Lightning Swords of Death’s Baphometic Chaosium: Black Metal for Punching
My first impressions of black metal, as a starry-eyed youth, was that it was music meant to be played while sipping wine in a castle, staring over the snowy moors and wondering if the Spectre of Death would appear between the flurries. What I mean to say is that I considered it truly aggressive music, even if it was furious and dark; death and thrash metal were for physical rage, while black metal was for summoning inauspicious demonic intelligences (White Zombie was for driving). Something, however, has changed, not only for me but for black metal. Just as many black metallers have chosen to go the path of the spacey and experimental, many have gone the way of pounding, driving, primal aggression. One such band is Lightning Swords of Death from Los Angeles, whose third full-length album, Baphometic Chaosium, is the soundtrack to a Satanic fistfight.

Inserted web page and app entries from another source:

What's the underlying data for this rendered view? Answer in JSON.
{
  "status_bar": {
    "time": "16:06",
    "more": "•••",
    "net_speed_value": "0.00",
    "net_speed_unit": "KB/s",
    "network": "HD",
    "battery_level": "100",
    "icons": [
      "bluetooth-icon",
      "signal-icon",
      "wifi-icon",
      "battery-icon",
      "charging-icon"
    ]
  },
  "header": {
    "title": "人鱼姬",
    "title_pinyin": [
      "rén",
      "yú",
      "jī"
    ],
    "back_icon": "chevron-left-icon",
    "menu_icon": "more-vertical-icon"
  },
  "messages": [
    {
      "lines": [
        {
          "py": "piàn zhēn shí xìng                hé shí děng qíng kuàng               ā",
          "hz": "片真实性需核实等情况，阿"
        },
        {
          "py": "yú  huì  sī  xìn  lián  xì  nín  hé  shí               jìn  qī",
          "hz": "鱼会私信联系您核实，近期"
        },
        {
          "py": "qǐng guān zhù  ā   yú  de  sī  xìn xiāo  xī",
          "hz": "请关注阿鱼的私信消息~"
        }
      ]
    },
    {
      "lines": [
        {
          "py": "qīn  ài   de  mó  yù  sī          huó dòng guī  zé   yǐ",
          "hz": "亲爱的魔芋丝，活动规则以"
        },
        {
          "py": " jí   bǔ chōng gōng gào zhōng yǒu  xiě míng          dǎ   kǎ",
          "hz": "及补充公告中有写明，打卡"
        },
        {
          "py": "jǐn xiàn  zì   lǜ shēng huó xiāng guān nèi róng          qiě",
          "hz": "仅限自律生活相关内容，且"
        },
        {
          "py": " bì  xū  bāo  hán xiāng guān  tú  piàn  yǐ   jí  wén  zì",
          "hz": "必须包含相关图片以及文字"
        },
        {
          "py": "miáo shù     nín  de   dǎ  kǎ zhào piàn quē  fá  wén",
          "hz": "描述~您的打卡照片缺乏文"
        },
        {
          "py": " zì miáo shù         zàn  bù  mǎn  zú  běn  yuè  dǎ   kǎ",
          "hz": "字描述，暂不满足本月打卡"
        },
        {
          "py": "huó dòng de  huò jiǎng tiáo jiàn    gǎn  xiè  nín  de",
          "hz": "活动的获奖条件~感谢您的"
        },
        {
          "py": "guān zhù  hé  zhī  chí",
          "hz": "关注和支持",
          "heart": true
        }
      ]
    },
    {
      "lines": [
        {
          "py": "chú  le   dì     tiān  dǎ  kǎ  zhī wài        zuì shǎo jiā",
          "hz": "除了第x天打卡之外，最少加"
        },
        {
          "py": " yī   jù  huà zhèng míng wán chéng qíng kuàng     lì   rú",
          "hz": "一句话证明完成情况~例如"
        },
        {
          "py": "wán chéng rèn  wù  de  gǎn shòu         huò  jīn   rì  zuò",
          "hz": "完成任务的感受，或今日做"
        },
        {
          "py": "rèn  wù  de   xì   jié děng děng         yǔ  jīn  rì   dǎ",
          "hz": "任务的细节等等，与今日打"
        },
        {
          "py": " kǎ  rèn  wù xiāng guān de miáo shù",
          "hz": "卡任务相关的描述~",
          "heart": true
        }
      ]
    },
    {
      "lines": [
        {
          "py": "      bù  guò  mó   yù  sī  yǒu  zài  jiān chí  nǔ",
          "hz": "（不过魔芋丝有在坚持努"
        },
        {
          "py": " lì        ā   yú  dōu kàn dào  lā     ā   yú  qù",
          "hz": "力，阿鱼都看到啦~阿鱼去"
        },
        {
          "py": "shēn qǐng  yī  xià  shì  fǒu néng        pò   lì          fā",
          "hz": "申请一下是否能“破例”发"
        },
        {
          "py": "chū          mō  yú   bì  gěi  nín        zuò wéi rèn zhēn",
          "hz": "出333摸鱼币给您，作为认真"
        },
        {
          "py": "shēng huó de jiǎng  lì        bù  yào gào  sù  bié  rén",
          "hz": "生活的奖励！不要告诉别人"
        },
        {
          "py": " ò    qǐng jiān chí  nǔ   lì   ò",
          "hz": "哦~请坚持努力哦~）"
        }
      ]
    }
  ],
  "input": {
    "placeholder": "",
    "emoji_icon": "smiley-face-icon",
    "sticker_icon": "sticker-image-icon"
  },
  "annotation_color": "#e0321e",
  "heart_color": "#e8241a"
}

For the sake of journalistic purity, I won’t get too bogged down on the sheer badassery of the album’s cover (I might get it as a tattoo, honestly) and will focus on the music. The opening title track rolls in with a kinetic punch of darkness, its charging percussion, stomach ache guitars, acrobatic bass (a surprising feat within the genre), and vomited vocals bringing all the black metal flavor you crave with none of the ponciness you hate. “Acid Gate” is pure Celtic Frost worship, with its deep resonant tone and occult chanting throughout. “Chained To Decay” has a slow, pulsing rhythm and drugged-out atmosphere that feels primed for maximum headbanging. “R’Lyeh Wuurm” is typically noisy until it reaches a blunt-edged mid-paced shred in its middle and vocalist Autarch snarls, “My name must never be spoken in light!” “Epicyclarium” has further nods to Mr. G. Warrior, but also flies off the handle in with a swarm of knife-like leads and throttling drums. Closer “Oaken Chrysalis” ends the album with galloping riffy black metal in the traditional form, putting an sharp air-punching period on Chaosium‘s call to arms.
Many fans get into black metal due to its lack of typical sonic aggression, and for them, this album might come up short; Lightning Swords of Death suggest very little of, say, Pink Floyd. But for even those fans, there is enough strange flavor here to make the album at least interesting, and for those of us addicted to hard-hitting overdriven assault in our music, this album is a satanic gem. Steeped in darkness (okay, fine, look at that fucking cover, man) and empowered by sheer force, Baphometic Chaosium might be the first black metal record that makes you want to tear your shirt off, shout at the sky, and duff someone right in their fucking mouth.